strategy and business

Creating happier employees

In recent years, many company leaders have embraced well-being and happiness initiatives as critical to both their employees’ satisfaction and the success of their organization. They have rolled out a variety of programs designed to encourage people to focus on wellness and avoid the harmful effects of stress. What may have at one time been perceived as a perk is quickly becoming a staple of corporate life.

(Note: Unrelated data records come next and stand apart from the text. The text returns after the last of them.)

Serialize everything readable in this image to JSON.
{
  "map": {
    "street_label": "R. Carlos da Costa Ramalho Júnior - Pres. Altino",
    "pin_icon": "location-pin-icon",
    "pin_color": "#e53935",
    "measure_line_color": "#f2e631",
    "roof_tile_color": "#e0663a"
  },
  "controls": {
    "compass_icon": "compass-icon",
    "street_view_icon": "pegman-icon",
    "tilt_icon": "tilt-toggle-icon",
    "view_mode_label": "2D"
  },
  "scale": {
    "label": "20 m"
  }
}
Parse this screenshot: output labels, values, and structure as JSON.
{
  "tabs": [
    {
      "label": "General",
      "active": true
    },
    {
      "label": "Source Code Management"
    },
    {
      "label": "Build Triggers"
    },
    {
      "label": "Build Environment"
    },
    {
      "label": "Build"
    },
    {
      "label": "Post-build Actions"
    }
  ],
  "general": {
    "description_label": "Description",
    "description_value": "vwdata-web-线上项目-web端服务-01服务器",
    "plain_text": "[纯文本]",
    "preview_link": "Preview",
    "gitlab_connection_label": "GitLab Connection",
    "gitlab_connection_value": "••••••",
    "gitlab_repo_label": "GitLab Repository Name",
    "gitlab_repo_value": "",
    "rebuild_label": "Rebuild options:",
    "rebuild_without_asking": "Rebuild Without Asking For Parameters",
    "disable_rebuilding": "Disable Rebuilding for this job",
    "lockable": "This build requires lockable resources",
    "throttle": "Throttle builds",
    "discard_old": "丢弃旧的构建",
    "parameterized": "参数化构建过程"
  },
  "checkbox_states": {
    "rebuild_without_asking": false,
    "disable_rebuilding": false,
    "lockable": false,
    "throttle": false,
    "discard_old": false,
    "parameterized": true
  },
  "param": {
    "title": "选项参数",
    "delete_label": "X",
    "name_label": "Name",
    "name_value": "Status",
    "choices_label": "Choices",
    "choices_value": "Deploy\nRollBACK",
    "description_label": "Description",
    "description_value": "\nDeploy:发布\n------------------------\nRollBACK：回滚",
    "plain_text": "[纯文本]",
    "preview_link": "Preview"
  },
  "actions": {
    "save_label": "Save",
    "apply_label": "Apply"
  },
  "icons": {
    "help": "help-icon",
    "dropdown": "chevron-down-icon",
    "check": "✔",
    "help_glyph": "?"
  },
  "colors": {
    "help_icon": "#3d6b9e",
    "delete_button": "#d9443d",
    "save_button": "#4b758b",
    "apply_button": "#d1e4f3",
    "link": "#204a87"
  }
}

Although few would argue with the notion that companies should do what they can to promote the well-being of their workforce, a question looms: Are these initiatives actually making people happier? It’s an issue that Jochen Menges, who holds the chair of human resource management and leadership in the department of business administration at the University of Zurich and works as a university lecturer in organizational behavior at the University of Cambridge Judge Business School, has grappled with for much of his career.

Menges studies the role of emotions in organizational life and has worked as a researcher, teacher, and consultant at companies large and small

Vous lisez un aperçu, inscrivez-vous pour en lire plus.

Plus de strategy and business

strategy and business14 min de lectureLeadership
Leaders In Waiting
Jakarta, Indonesia, is a sprawling city of more than 30 million people. Like many other burgeoning capitals, it has a housing problem. Rents downtown are high, despite the fact that hundreds of thousands of properties are unoccupied. This forces peop
strategy and business8 min de lecture
The Fourth Industrial Revolution In Agriculture
Do all cows’ faces look the same to you? They don’t to systems powered by artificial intelligence (AI). Bovine facial recognition technology, developed through a strategic partnership between Cargill and an Irish technology company called Cainthus, e
strategy and business4 min de lecture
A Brave New Workless World
How would you feel if you no longer had to work? Ecstatic? Empty? Relieved? Anxious? All of the above? Economists and other thinkers have long debated the function of work in shaping human identity. Sigmund Freud considered work “indispensable,” and